The Inspector General of Ghana Police Service, Dr. George Akuffo Dampare – who said criminals in e-commerce and impersonators on social media platforms will no longer have a field day – revealed that the Service is currently setting up special teams to deal with Internet fraud.
There are several levels to it; there is a policing component, there is also the individual persons’ security component, and also the community component. From the policing side, we have taken some pragmatic steps in recent times and started setting up a team to holistically look at some of these things.
“I would like to assure you that a lot will be done,” Dr. Dampare said.
The IGP said this when he appeared before the Public Accounts Committee (PAC) of parliament to answer questions in relation to the 2020 Auditor-General Report on the Interior Ministry, under which the Police Service falls.
His comments were in response to a question from a member of the PAC and MP for Buem Constituency, Kofi Adams.
The MP, expressing worry about rising numbers in Internet-related fraud – particularly people impersonating MPs on social media, said: “There is this continuous increase in scams of various forms, especially people impersonating MPs. These persons operate with mobile phone numbers that unsuspecting victims call on and make payments, and these criminals go and cash-out these monies.

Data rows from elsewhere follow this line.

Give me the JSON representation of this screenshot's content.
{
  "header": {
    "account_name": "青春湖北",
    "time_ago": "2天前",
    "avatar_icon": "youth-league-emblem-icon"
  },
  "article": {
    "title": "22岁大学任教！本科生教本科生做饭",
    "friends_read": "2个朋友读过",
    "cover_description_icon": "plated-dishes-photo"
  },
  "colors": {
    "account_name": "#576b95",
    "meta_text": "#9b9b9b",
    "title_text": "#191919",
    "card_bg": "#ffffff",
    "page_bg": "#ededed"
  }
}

So, it is possible for them to be traced and arrested. We do not hear much of some of these things. What is the Police Service doing to help us deal with this canker?”
In his response, Dr. Dampare said: “For the first time in the history of this country, you are going to hear a whole bunch of things about people who have been duped across the Internet space and how we are dealing with them.
“There are couple of instances where people have been swindled through e-commerce market platforms; and as we speak, about 18 people have been identified – and out of the 18, seven have been arrested.
“What we have to do going forward,” he added, “is to pick on all the other cases we have and see what we can do to make sure that, at the end of the day, we send the strongest signal to these people.”
Although he acknowledged the recent SIM card registration will go a long way to help police administration deal with the situation, he added that the country’s inadequate addressing system poses a challenge with regard to how quickly police can swoop on suspects.
“The challenge used to be the case when we had an environment where people could just walk into any service provider and get a number registered. Fortunately with the registration exercise, for all numbers which are unregistered there is difficulty for those people to continue.
“This has helped us in terms of defining the space and how easily you can access these people and have them arrested; but the tail-end of it is also our addressing systems and how to even locate the house of a person you been been able to identify. For instance, in other jurisdictions you always know where somebody lives; and instantly all you have to do is just know the address, know the contact number and walk to the house and pick up the person. And if we have that environment, we can assure that we the police – and by extension other security agencies -will make this country zero-crime rated,” he further explained.
The IGP went on by cautioning the general public to be more security-conscious in their dealings. He also urged communities to cooperate with the police to fight these social vices. “The final bit is to do with our personal security – our own individual security and the security that comes from the way we handle our personal selves, the way we communicate even on the phone.”